**ACTIVITY**
Images are to be excluded from the copy, and the records below reproduced word for word.

*** Opening INFORMATION PROVIDED ***

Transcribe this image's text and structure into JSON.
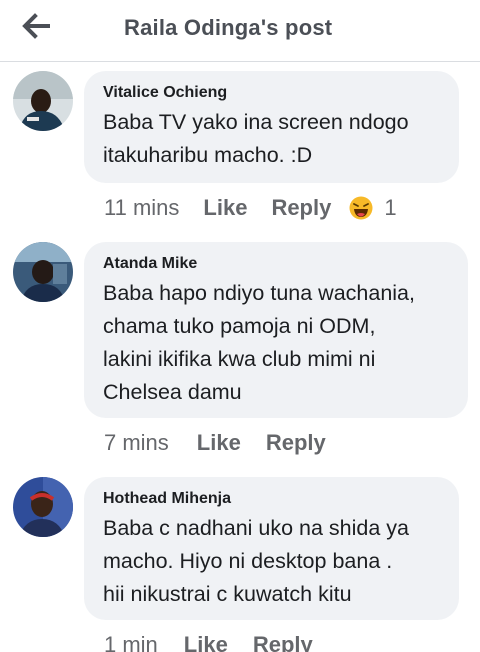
{
  "header": {
    "title": "Raila Odinga's post"
  },
  "comments": [
    {
      "author": "Vitalice Ochieng",
      "text": "Baba TV yako ina screen ndogo\nitakuharibu macho. :D",
      "time": "11 mins",
      "like_label": "Like",
      "reply_label": "Reply",
      "reaction_icon": "laughing-emoji-icon",
      "reaction_count": "1"
    },
    {
      "author": "Atanda Mike",
      "text": "Baba hapo ndiyo tuna wachania,\nchama tuko pamoja ni ODM,\nlakini ikifika kwa club mimi ni\nChelsea damu",
      "time": "7 mins",
      "like_label": "Like",
      "reply_label": "Reply"
    },
    {
      "author": "Hothead Mihenja",
      "text": "Baba c nadhani uko na shida ya\nmacho. Hiyo ni desktop bana  .\nhii nikustrai c kuwatch kitu",
      "time": "1 min",
      "like_label": "Like",
      "reply_label": "Reply"
    }
  ],
  "colors": {
    "bubble": "#f0f2f5",
    "meta": "#65676b",
    "text": "#1c1e21",
    "header_title": "#4b4f56"
  }
}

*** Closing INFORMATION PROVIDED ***

**REPLY**
Transcribe this image's text and structure into JSON.
{
  "header": {
    "title": "Raila Odinga's post"
  },
  "comments": [
    {
      "author": "Vitalice Ochieng",
      "text": "Baba TV yako ina screen ndogo\nitakuharibu macho. :D",
      "time": "11 mins",
      "like_label": "Like",
      "reply_label": "Reply",
      "reaction_icon": "laughing-emoji-icon",
      "reaction_count": "1"
    },
    {
      "author": "Atanda Mike",
      "text": "Baba hapo ndiyo tuna wachania,\nchama tuko pamoja ni ODM,\nlakini ikifika kwa club mimi ni\nChelsea damu",
      "time": "7 mins",
      "like_label": "Like",
      "reply_label": "Reply"
    },
    {
      "author": "Hothead Mihenja",
      "text": "Baba c nadhani uko na shida ya\nmacho. Hiyo ni desktop bana  .\nhii nikustrai c kuwatch kitu",
      "time": "1 min",
      "like_label": "Like",
      "reply_label": "Reply"
    }
  ],
  "colors": {
    "bubble": "#f0f2f5",
    "meta": "#65676b",
    "text": "#1c1e21",
    "header_title": "#4b4f56"
  }
}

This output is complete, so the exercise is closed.